Brian’s entrance into his own sexual exploration comes after an awkward confession to Sally that his previous love affairs were unsatisfying at best. When he returns home to find Sally remorseful after her father cancelled a trip to see her. Brian comforts her and soon his embrace becomes more than friendly consolation.
This scene also illustrates how the musical numbers are integrated into the whole film. Director, Bob Fosse, who also was the choreographer, allows the songs to reinforce or predict the story progression throughout “Cabaret.” Sally’s song speaks to the hope of a new relationship, but maintains a slight pessimism. The song, intercut with shots of Sally and Brian, progresses the relationship in an elegant montage.
In spite of the festivities the Nazi’s continue to tighten their grip on Germany. Fosse builds their presence through incredible staged and static compositions, which our main characters travel through.
The collective social denial of the threat, which the Nazi’s pose, is part of their power. While the world is changing around them, Sally, Brian and their new friend and obsession, Max von Heune (Helmut Griem) decide a getaway to the country is in order.
Let’s talk a bit about Joel Grey. His portrayal of the Master of Ceremonies is creepy and wonderful. He is a funny, yet unforgiving ringmaster, and Fosse uses his character as a narrator for “Cabaret.” Watching the MC on stage, I’m sure that David Lynch has had more than one nightmare about this film, which inspired him and found its way into his own work.
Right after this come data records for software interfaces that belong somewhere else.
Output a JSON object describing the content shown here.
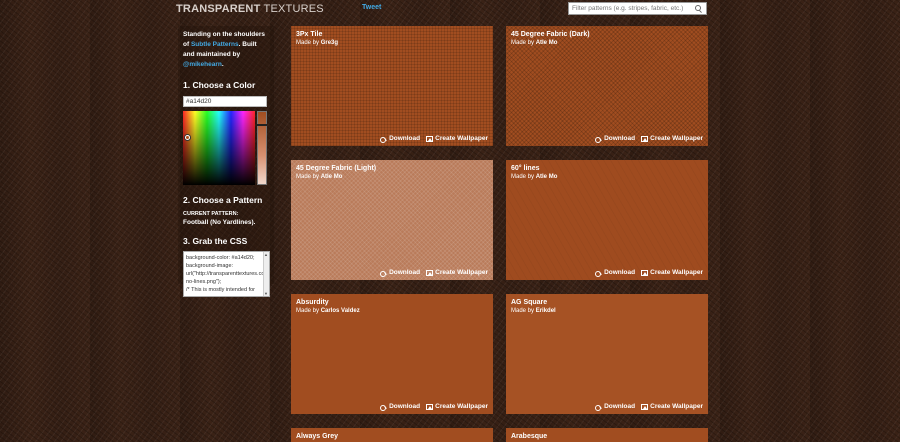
{
  "header": {
    "logo_bold": "TRANSPARENT",
    "logo_light": " TEXTURES",
    "tweet": "Tweet",
    "search_placeholder": "Filter patterns (e.g. stripes, fabric, etc.)"
  },
  "sidebar": {
    "intro_1": "Standing on the shoulders of ",
    "intro_link_1": "Subtle Patterns",
    "intro_2": ". Built and maintained by ",
    "intro_link_2": "@mikehearn",
    "intro_3": ".",
    "step1_title": "1. Choose a Color",
    "color_value": "#a14d20",
    "step2_title": "2. Choose a Pattern",
    "current_label": "CURRENT PATTERN:",
    "current_pattern": "Football (No Yardlines).",
    "step3_title": "3. Grab the CSS",
    "css_text": "background-color: #a14d20;\nbackground-image: url(\"http://transparenttextures.com/patterns/football-no-lines.png\");\n/* This is mostly intended for"
  },
  "actions": {
    "download": "Download",
    "wallpaper": "Create Wallpaper"
  },
  "tiles": [
    {
      "title": "3Px Tile",
      "made_by": "Made by ",
      "author": "Gre3g"
    },
    {
      "title": "45 Degree Fabric (Dark)",
      "made_by": "Made by ",
      "author": "Atle Mo"
    },
    {
      "title": "45 Degree Fabric (Light)",
      "made_by": "Made by ",
      "author": "Atle Mo"
    },
    {
      "title": "60° lines",
      "made_by": "Made by ",
      "author": "Atle Mo"
    },
    {
      "title": "Absurdity",
      "made_by": "Made by ",
      "author": "Carlos Valdez"
    },
    {
      "title": "AG Square",
      "made_by": "Made by ",
      "author": "Erikdel"
    },
    {
      "title": "Always Grey",
      "made_by": "",
      "author": ""
    },
    {
      "title": "Arabesque",
      "made_by": "",
      "author": ""
    }
  ],
  "colors": {
    "selected": "#a14d20",
    "link": "#42a9e3"
  }
}
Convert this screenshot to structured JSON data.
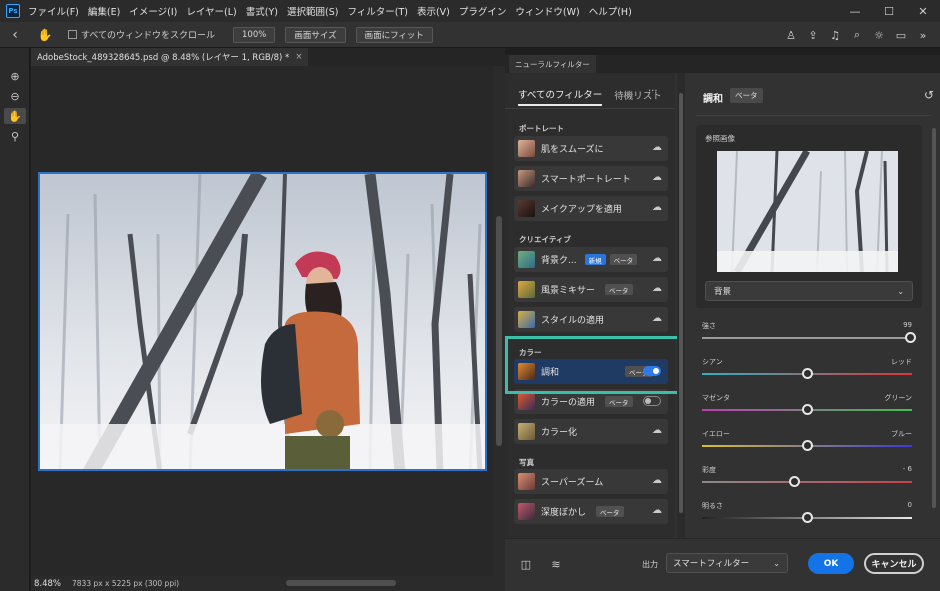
{
  "app": {
    "logo": "Ps",
    "menu": [
      "ファイル(F)",
      "編集(E)",
      "イメージ(I)",
      "レイヤー(L)",
      "書式(Y)",
      "選択範囲(S)",
      "フィルター(T)",
      "表示(V)",
      "プラグイン",
      "ウィンドウ(W)",
      "ヘルプ(H)"
    ],
    "window_controls": {
      "minimize": "—",
      "maximize": "☐",
      "close": "✕"
    }
  },
  "options": {
    "back": "‹",
    "scroll_all_label": "すべてのウィンドウをスクロール",
    "zoom_btn": "100%",
    "fit_screen_btn": "画面サイズ",
    "fill_screen_btn": "画面にフィット",
    "right_icons": [
      "person-icon",
      "share-icon",
      "bell-icon",
      "search-icon",
      "light-icon",
      "panel-icon",
      "expand-icon"
    ]
  },
  "document": {
    "tab_title": "AdobeStock_489328645.psd @ 8.48% (レイヤー 1, RGB/8) *",
    "close": "×",
    "zoom": "8.48%",
    "dims": "7833 px x 5225 px (300 ppi)"
  },
  "neural": {
    "panel_tab": "ニューラルフィルター",
    "tabs": {
      "all": "すべてのフィルター",
      "wait": "待機リスト",
      "more": "···"
    },
    "categories": {
      "portrait": "ポートレート",
      "creative": "クリエイティブ",
      "color": "カラー",
      "photo": "写真"
    },
    "filters": {
      "smooth_skin": "肌をスムーズに",
      "smart_portrait": "スマートポートレート",
      "makeup": "メイクアップを適用",
      "background": "背景ク...",
      "landscape": "風景ミキサー",
      "style": "スタイルの適用",
      "harmonize": "調和",
      "color_transfer": "カラーの適用",
      "colorize": "カラー化",
      "superzoom": "スーパーズーム",
      "depth_blur": "深度ぼかし"
    },
    "badge_new": "新規",
    "badge_beta": "ベータ",
    "detail": {
      "title": "調和",
      "beta": "ベータ",
      "ref_label": "参照画像",
      "ref_layer": "背景",
      "sliders": [
        {
          "label": "強さ",
          "right": "99",
          "value": 0.99
        },
        {
          "label": "シアン",
          "right": "レッド",
          "value": 0.5
        },
        {
          "label": "マゼンタ",
          "right": "グリーン",
          "value": 0.5
        },
        {
          "label": "イエロー",
          "right": "ブルー",
          "value": 0.5
        },
        {
          "label": "彩度",
          "right": "- 6",
          "value": 0.44
        },
        {
          "label": "明るさ",
          "right": "0",
          "value": 0.5
        }
      ]
    },
    "footer": {
      "output_label": "出力",
      "output_value": "スマートフィルター",
      "ok": "OK",
      "cancel": "キャンセル"
    }
  },
  "colors": {
    "accent_blue": "#1473e6",
    "highlight_teal": "#3cbfa8",
    "selected_row": "#1f3b63"
  }
}
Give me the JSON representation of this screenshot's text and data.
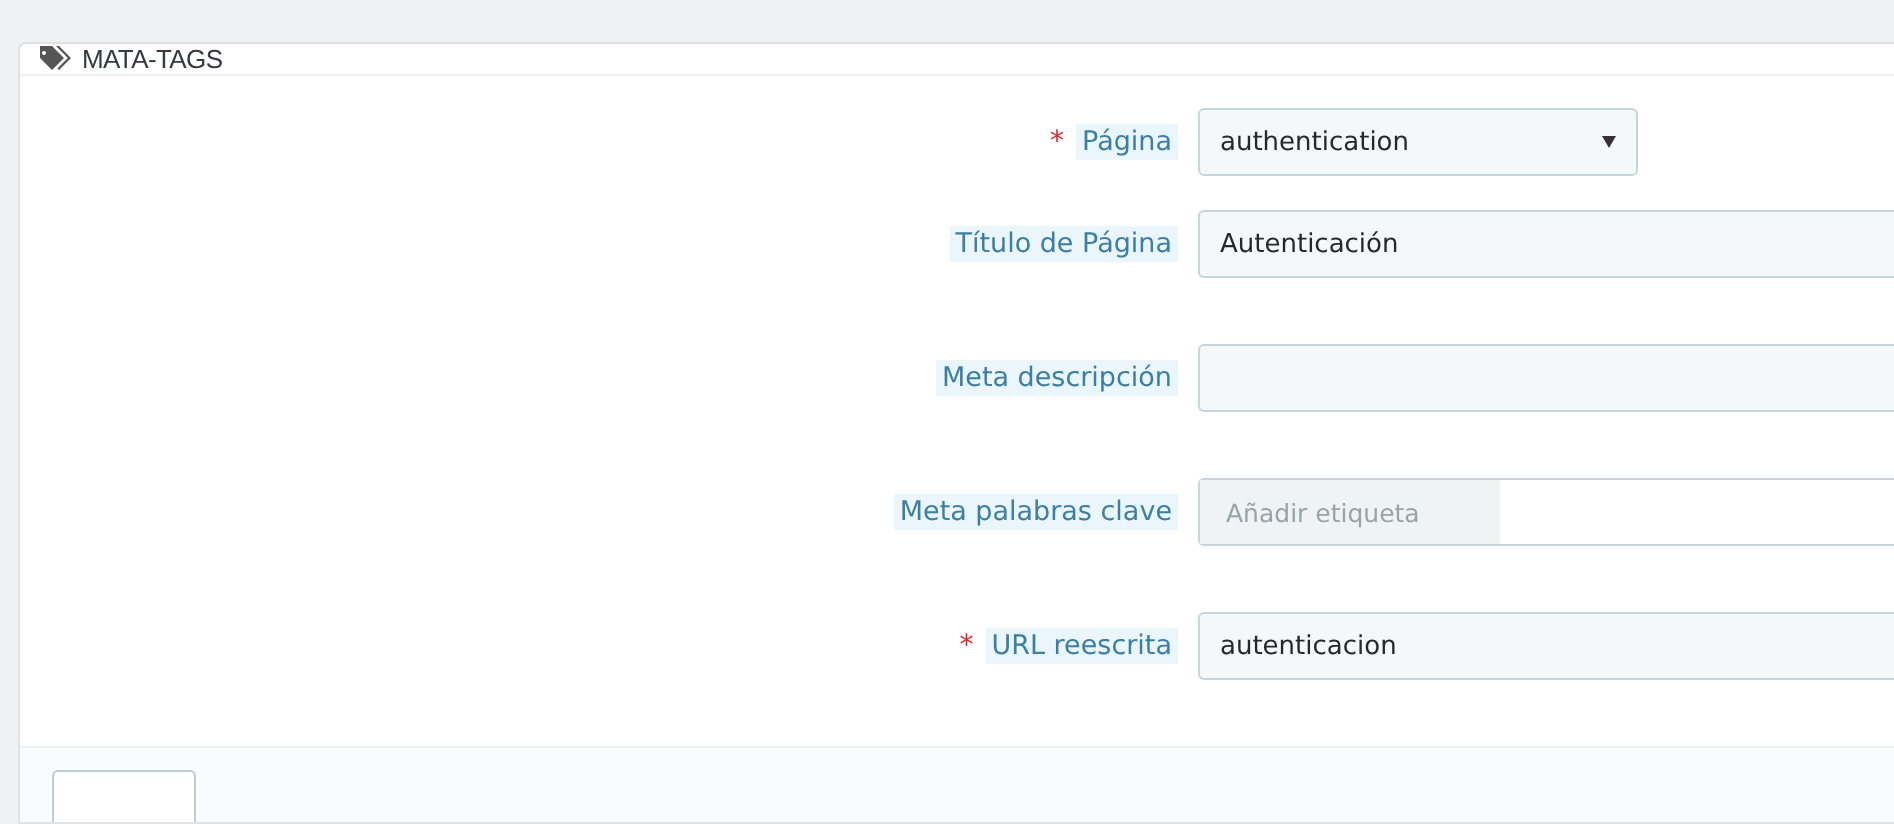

Again the music hints at the growing tensions in the developing love triangle. Fosse moves further to complicate the interconnections between the three.
This scene is both delicate and exceptionally suggestive. It is no surprise when we find out later that both Sally and Brian have been sleeping with Max. Max continues to play the role of millionaire playboy until it comes time for him to escape Germany. He leaves Sally and Brian in Berlin to pick up the pieces. When Sally discovers she is pregnant, Brian proposes.
It seems that Sally is finally allowing the reality of life and her surroundings to penetrate the veneer, which she maintains with such tenacity, and yet there is a hesitant tone to Sally. It’s as if she’s trying to convince herself that she can marry Brian, have a baby, and move to Oxford. This hesitancy keeps the viewer on edge, and when Sally returns after her abortion, we know that her devotion to the glitter, and image will end up destroying any chance she has at a “real” life.
“Cabaret” is a film about people on the edge of a cliff. Brian, Max and Sally react to the inevitable political and social changes that are occurring, each in their own way. Max is the fun-loving pragmatist, Brian is the hopeful romantic, and Sally’s need to be loved and adored keep her entrenched in her denial. When the final number comes, it is not an anthem of fun and frivolity, but a desperate call from a broken woman. It is a beautiful and crushing moment.
Liza Minnelli’s awkwardness coupled with her undeniable talent make her perfect for the role of Sally Bowles. We can love Sally because she is fun and endearing, because she is bumbling and misguided. “Cabaret” overall has that quality. It makes strengths out of everything, from motivating the songs within the story, to perfect casting. Truly hip and filled with songs which are earworms, “Cabaret” can be the in for folks who may think they are otherwise too cool for musicals.
“Cabaret” was added for the 2007 revision of AFI’s list, and I think it makes a compelling addition. It’s challenging and approachable and it does something that most musicals never attempt. Just take a tip from Sally’s friend Elsie, “Life is a cabaret, old chum. Come to the cabaret.”
Up next #62 American Graffiti (1973)
For links to #70 – 79, click on 1 Year, 100 Movies #70 A Clockwork Orange (1971)
For links to #80 – 89, click on 1 Year, 100 Movies #80 The Apartment (1960)
For links to #90 – 100, click on 1 Year, 100 Movies #90 Swing Time (1936)